━━━ AVAILABLE DATA ━━━

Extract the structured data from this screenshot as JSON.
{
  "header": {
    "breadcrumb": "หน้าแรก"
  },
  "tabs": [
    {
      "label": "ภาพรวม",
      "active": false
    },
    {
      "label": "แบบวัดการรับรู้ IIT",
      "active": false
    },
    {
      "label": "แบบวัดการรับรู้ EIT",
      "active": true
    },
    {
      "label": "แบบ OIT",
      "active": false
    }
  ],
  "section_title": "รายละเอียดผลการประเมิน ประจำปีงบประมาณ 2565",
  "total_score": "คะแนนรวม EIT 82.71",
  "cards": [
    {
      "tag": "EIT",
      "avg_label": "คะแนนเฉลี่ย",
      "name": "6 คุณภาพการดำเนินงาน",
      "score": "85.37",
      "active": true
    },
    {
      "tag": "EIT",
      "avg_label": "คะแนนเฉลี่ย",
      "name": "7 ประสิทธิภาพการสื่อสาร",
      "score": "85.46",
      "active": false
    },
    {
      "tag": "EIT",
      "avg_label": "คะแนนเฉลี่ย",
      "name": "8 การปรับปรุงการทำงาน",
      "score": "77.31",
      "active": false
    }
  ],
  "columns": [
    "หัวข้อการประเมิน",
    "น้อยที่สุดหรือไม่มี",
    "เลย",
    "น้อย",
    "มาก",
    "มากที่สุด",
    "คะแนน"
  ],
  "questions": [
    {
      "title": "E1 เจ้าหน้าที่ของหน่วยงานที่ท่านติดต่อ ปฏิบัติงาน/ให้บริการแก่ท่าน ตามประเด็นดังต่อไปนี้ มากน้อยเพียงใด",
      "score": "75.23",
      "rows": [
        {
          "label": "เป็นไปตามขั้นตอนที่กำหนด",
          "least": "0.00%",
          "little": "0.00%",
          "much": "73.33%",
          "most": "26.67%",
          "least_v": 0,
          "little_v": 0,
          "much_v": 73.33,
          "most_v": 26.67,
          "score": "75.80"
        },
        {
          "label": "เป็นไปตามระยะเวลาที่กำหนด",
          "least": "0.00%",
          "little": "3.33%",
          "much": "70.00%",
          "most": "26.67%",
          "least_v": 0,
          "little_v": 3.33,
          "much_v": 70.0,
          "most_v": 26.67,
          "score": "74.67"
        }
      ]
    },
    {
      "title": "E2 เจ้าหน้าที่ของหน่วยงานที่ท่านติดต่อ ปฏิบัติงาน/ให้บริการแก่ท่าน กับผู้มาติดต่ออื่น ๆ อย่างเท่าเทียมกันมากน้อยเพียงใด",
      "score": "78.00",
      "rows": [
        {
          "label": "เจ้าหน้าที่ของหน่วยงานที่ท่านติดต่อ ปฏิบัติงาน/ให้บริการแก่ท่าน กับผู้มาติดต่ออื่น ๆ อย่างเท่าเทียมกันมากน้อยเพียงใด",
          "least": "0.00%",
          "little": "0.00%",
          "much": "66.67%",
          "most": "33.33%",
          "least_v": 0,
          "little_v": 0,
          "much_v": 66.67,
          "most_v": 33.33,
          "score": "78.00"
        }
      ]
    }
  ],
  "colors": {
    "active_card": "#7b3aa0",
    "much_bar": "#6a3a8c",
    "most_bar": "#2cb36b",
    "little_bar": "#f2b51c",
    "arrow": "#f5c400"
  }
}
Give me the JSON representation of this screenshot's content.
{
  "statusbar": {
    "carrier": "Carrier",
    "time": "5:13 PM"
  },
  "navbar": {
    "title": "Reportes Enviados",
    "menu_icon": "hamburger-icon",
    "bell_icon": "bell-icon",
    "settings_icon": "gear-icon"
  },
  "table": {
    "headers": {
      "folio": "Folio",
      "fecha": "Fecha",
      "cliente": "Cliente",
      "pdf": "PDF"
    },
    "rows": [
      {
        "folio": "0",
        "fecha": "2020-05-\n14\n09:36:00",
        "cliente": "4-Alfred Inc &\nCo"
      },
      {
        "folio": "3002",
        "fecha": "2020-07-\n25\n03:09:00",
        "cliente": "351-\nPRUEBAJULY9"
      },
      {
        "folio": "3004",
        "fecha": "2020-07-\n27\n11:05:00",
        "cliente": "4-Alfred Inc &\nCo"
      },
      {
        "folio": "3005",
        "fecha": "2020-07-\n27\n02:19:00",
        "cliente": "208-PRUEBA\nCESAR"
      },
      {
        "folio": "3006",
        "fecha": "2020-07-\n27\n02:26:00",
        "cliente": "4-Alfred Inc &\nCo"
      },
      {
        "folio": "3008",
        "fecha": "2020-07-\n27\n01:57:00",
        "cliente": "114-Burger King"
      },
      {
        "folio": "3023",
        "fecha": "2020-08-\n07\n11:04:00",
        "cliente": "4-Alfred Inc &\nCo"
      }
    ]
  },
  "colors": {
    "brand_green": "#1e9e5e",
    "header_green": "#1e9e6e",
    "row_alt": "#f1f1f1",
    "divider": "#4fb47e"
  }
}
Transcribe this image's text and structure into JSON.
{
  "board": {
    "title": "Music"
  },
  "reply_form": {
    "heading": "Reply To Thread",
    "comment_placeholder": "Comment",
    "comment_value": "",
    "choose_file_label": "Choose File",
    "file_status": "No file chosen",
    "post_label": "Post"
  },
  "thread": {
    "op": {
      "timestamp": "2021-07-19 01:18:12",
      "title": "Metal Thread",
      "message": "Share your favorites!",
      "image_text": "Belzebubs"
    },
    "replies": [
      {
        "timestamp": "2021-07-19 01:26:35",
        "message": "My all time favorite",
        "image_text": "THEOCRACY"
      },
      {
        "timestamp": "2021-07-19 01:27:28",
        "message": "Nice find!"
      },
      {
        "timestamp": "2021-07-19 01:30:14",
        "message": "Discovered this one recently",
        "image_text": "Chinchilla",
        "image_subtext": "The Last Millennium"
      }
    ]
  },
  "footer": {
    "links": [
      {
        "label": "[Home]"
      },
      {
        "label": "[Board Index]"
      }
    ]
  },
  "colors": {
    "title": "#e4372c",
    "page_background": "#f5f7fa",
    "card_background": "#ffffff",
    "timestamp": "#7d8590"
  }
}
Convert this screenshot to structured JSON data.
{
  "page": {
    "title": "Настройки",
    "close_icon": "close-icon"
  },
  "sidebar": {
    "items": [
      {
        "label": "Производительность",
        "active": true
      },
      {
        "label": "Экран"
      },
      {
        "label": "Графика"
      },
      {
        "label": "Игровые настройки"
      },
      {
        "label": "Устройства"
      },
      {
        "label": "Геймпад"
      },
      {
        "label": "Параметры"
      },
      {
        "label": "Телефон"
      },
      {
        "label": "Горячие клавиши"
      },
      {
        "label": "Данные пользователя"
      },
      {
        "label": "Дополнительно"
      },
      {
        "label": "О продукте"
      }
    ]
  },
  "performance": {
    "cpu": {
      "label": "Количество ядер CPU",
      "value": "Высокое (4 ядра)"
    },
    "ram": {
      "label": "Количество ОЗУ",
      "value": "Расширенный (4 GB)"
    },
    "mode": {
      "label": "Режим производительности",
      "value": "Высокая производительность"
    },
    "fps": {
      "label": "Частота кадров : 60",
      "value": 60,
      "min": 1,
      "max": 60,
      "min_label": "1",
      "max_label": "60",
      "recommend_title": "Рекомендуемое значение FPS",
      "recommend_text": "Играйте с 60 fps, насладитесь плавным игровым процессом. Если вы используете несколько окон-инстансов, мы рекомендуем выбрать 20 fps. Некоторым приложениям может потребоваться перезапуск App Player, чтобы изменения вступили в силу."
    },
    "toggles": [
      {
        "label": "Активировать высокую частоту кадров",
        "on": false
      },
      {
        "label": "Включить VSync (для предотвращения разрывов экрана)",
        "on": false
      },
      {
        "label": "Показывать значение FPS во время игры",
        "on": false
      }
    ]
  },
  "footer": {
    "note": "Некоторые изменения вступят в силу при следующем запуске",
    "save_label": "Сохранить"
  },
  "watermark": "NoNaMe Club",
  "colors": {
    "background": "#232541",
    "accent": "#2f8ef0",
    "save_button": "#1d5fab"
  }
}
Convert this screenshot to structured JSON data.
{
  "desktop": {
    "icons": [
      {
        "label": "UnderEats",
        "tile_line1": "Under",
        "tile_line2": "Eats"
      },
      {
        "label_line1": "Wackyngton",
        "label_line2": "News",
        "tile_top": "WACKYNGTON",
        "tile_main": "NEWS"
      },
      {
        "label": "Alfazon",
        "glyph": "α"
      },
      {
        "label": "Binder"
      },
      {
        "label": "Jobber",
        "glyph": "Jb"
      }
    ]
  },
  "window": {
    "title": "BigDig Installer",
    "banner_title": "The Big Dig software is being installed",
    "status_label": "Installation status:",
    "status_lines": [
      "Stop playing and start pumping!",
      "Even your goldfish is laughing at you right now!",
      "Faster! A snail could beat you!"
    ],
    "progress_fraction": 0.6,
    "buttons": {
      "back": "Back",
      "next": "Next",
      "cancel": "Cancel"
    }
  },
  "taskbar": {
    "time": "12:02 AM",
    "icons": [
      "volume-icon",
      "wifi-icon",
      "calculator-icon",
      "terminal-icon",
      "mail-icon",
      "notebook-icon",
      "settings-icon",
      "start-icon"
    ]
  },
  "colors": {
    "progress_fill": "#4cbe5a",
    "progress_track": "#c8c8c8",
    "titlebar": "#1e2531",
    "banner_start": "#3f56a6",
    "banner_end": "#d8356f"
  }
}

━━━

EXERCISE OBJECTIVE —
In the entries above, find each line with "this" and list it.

RESULT —
Extract the structured data from this screenshot as JSON.
Give me the JSON representation of this screenshot's content.
Transcribe this image's text and structure into JSON.
        "message": "Discovered this one recently",
Convert this screenshot to structured JSON data.
Convert this screenshot to structured JSON data.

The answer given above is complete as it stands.